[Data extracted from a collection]

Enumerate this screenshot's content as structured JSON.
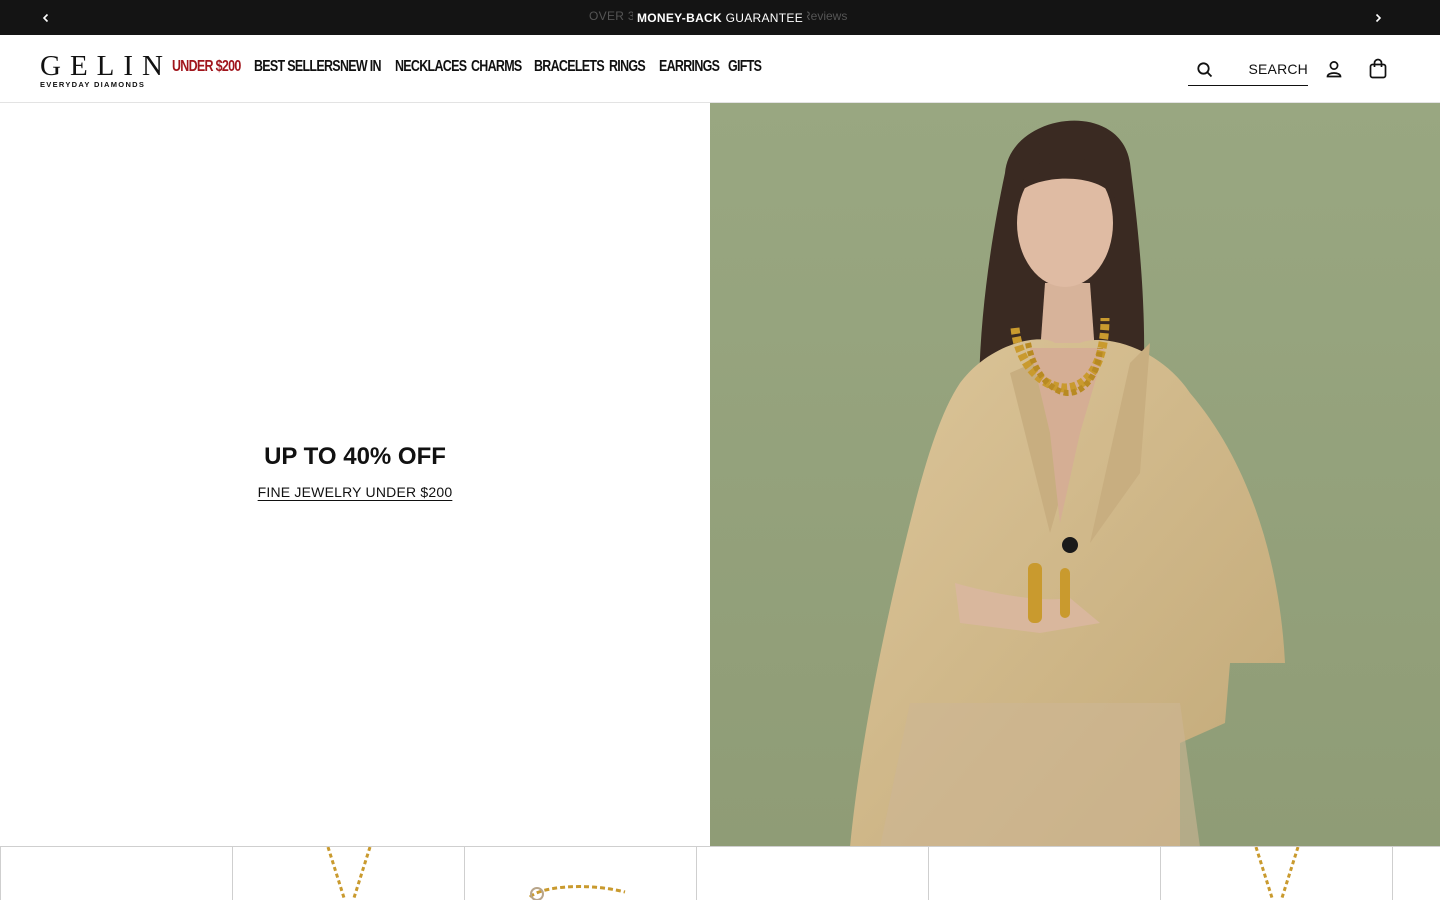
{
  "announcement": {
    "prev_icon": "chevron-left-icon",
    "next_icon": "chevron-right-icon",
    "ghost_left": "OVER 3",
    "ghost_right": "Reviews",
    "message_bold": "MONEY-BACK",
    "message_rest": "GUARANTEE"
  },
  "header": {
    "logo_word": "GELIN",
    "logo_tagline": "EVERYDAY DIAMONDS",
    "nav": [
      {
        "label": "UNDER $200",
        "highlight": true
      },
      {
        "label": "BEST SELLERS"
      },
      {
        "label": "NEW IN"
      },
      {
        "label": "NECKLACES"
      },
      {
        "label": "CHARMS"
      },
      {
        "label": "BRACELETS"
      },
      {
        "label": "RINGS"
      },
      {
        "label": "EARRINGS"
      },
      {
        "label": "GIFTS"
      }
    ],
    "search_label": "SEARCH",
    "icons": {
      "search": "search-icon",
      "account": "user-icon",
      "cart": "shopping-bag-icon"
    }
  },
  "hero": {
    "headline": "UP TO 40% OFF",
    "cta": "FINE JEWELRY UNDER $200",
    "image": "model-in-beige-blazer-gold-chain-necklace-bracelets",
    "bg_color": "#97a57f"
  },
  "colors": {
    "sale": "#a0151c",
    "topbar": "#141414",
    "gold": "#c99a2e"
  },
  "product_strip": {
    "tiles": [
      {
        "image": "blank"
      },
      {
        "image": "gold-chain-necklace"
      },
      {
        "image": "gold-chain-bracelet"
      },
      {
        "image": "blank"
      },
      {
        "image": "blank"
      },
      {
        "image": "gold-chain-necklace"
      },
      {
        "image": "blank"
      }
    ]
  }
}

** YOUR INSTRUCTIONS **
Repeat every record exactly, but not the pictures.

** SOLUTION FOR THIS EXERCISE **
Enumerate this screenshot's content as structured JSON.
{
  "announcement": {
    "prev_icon": "chevron-left-icon",
    "next_icon": "chevron-right-icon",
    "ghost_left": "OVER 3",
    "ghost_right": "Reviews",
    "message_bold": "MONEY-BACK",
    "message_rest": "GUARANTEE"
  },
  "header": {
    "logo_word": "GELIN",
    "logo_tagline": "EVERYDAY DIAMONDS",
    "nav": [
      {
        "label": "UNDER $200",
        "highlight": true
      },
      {
        "label": "BEST SELLERS"
      },
      {
        "label": "NEW IN"
      },
      {
        "label": "NECKLACES"
      },
      {
        "label": "CHARMS"
      },
      {
        "label": "BRACELETS"
      },
      {
        "label": "RINGS"
      },
      {
        "label": "EARRINGS"
      },
      {
        "label": "GIFTS"
      }
    ],
    "search_label": "SEARCH",
    "icons": {
      "search": "search-icon",
      "account": "user-icon",
      "cart": "shopping-bag-icon"
    }
  },
  "hero": {
    "headline": "UP TO 40% OFF",
    "cta": "FINE JEWELRY UNDER $200",
    "image": "model-in-beige-blazer-gold-chain-necklace-bracelets",
    "bg_color": "#97a57f"
  },
  "colors": {
    "sale": "#a0151c",
    "topbar": "#141414",
    "gold": "#c99a2e"
  },
  "product_strip": {
    "tiles": [
      {
        "image": "blank"
      },
      {
        "image": "gold-chain-necklace"
      },
      {
        "image": "gold-chain-bracelet"
      },
      {
        "image": "blank"
      },
      {
        "image": "blank"
      },
      {
        "image": "gold-chain-necklace"
      },
      {
        "image": "blank"
      }
    ]
  }
}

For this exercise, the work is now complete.